DATA TO USE:

◇ ◇ ◇

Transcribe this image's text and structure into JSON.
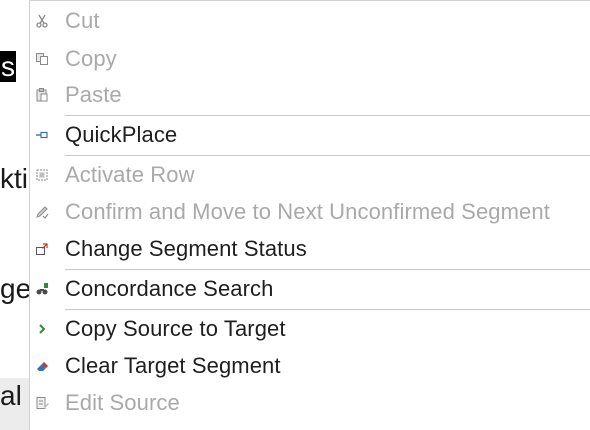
{
  "background": {
    "fragments": [
      "s",
      "kti",
      "ge",
      "al"
    ]
  },
  "context_menu": {
    "items": [
      {
        "label": "Cut",
        "icon": "scissors-icon",
        "enabled": false
      },
      {
        "label": "Copy",
        "icon": "copy-icon",
        "enabled": false
      },
      {
        "label": "Paste",
        "icon": "paste-icon",
        "enabled": false
      },
      {
        "label": "QuickPlace",
        "icon": "quickplace-icon",
        "enabled": true
      },
      {
        "label": "Activate Row",
        "icon": "activate-row-icon",
        "enabled": false
      },
      {
        "label": "Confirm and Move to Next Unconfirmed Segment",
        "icon": "pencil-icon",
        "enabled": false
      },
      {
        "label": "Change Segment Status",
        "icon": "segment-status-icon",
        "enabled": true
      },
      {
        "label": "Concordance Search",
        "icon": "binoculars-icon",
        "enabled": true
      },
      {
        "label": "Copy Source to Target",
        "icon": "chevron-right-icon",
        "enabled": true
      },
      {
        "label": "Clear Target Segment",
        "icon": "eraser-icon",
        "enabled": true
      },
      {
        "label": "Edit Source",
        "icon": "edit-source-icon",
        "enabled": false
      }
    ]
  },
  "colors": {
    "enabled_text": "#1e1e1e",
    "disabled_text": "#a9a9a9",
    "separator": "#c8c8c8",
    "accent_green": "#2e8b3a"
  }
}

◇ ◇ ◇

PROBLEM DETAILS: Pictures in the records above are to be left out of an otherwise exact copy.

TASK ANSWER:
Transcribe this image's text and structure into JSON.
{
  "background": {
    "fragments": [
      "s",
      "kti",
      "ge",
      "al"
    ]
  },
  "context_menu": {
    "items": [
      {
        "label": "Cut",
        "icon": "scissors-icon",
        "enabled": false
      },
      {
        "label": "Copy",
        "icon": "copy-icon",
        "enabled": false
      },
      {
        "label": "Paste",
        "icon": "paste-icon",
        "enabled": false
      },
      {
        "label": "QuickPlace",
        "icon": "quickplace-icon",
        "enabled": true
      },
      {
        "label": "Activate Row",
        "icon": "activate-row-icon",
        "enabled": false
      },
      {
        "label": "Confirm and Move to Next Unconfirmed Segment",
        "icon": "pencil-icon",
        "enabled": false
      },
      {
        "label": "Change Segment Status",
        "icon": "segment-status-icon",
        "enabled": true
      },
      {
        "label": "Concordance Search",
        "icon": "binoculars-icon",
        "enabled": true
      },
      {
        "label": "Copy Source to Target",
        "icon": "chevron-right-icon",
        "enabled": true
      },
      {
        "label": "Clear Target Segment",
        "icon": "eraser-icon",
        "enabled": true
      },
      {
        "label": "Edit Source",
        "icon": "edit-source-icon",
        "enabled": false
      }
    ]
  },
  "colors": {
    "enabled_text": "#1e1e1e",
    "disabled_text": "#a9a9a9",
    "separator": "#c8c8c8",
    "accent_green": "#2e8b3a"
  }
}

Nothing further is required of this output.